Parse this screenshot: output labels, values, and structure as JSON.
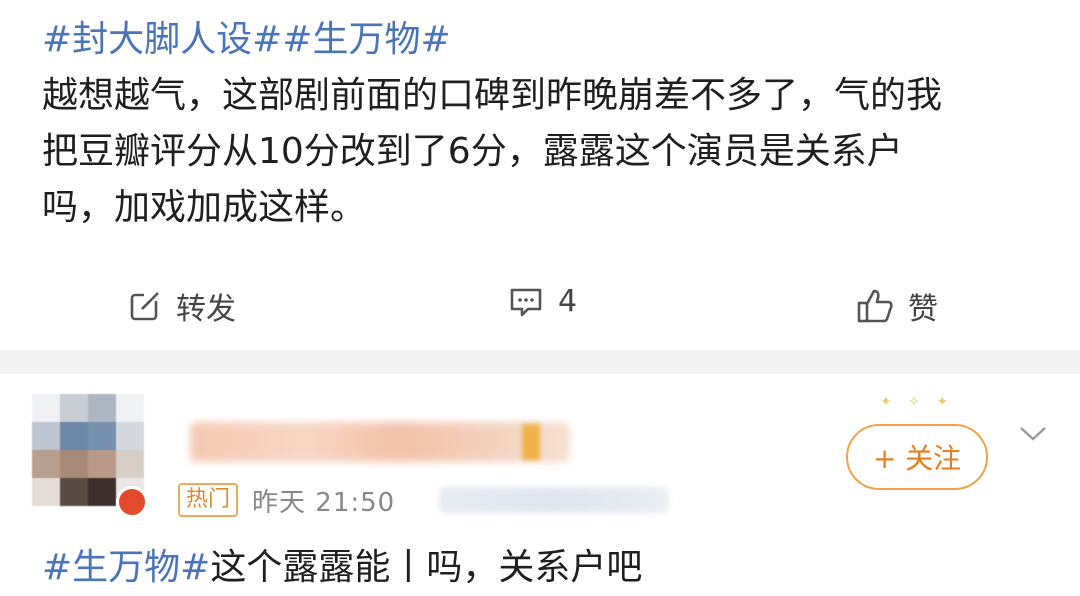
{
  "post": {
    "hashtags": "#封大脚人设##生万物#",
    "line1": "越想越气，这部剧前面的口碑到昨晚崩差不多了，气的我",
    "line2": "把豆瓣评分从10分改到了6分，露露这个演员是关系户",
    "line3": "吗，加戏加成这样。"
  },
  "actions": {
    "repost_label": "转发",
    "comment_count": "4",
    "like_label": "赞",
    "repost_icon": "share-edit-icon",
    "comment_icon": "comment-bubble-icon",
    "like_icon": "thumbs-up-icon"
  },
  "user_card": {
    "hot_tag": "热门",
    "time_text": "昨天 21:50",
    "follow_label": "+ 关注",
    "comment_hashtag": "#生万物#",
    "comment_text": "这个露露能丨吗，关系户吧"
  },
  "colors": {
    "hashtag": "#4a74b8",
    "follow": "#e87d1a",
    "divider": "#f2f2f2"
  }
}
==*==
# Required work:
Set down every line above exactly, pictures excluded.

# Output below:
Parse this screenshot: output labels, values, and structure as JSON.
{
  "post": {
    "hashtags": "#封大脚人设##生万物#",
    "line1": "越想越气，这部剧前面的口碑到昨晚崩差不多了，气的我",
    "line2": "把豆瓣评分从10分改到了6分，露露这个演员是关系户",
    "line3": "吗，加戏加成这样。"
  },
  "actions": {
    "repost_label": "转发",
    "comment_count": "4",
    "like_label": "赞",
    "repost_icon": "share-edit-icon",
    "comment_icon": "comment-bubble-icon",
    "like_icon": "thumbs-up-icon"
  },
  "user_card": {
    "hot_tag": "热门",
    "time_text": "昨天 21:50",
    "follow_label": "+ 关注",
    "comment_hashtag": "#生万物#",
    "comment_text": "这个露露能丨吗，关系户吧"
  },
  "colors": {
    "hashtag": "#4a74b8",
    "follow": "#e87d1a",
    "divider": "#f2f2f2"
  }
}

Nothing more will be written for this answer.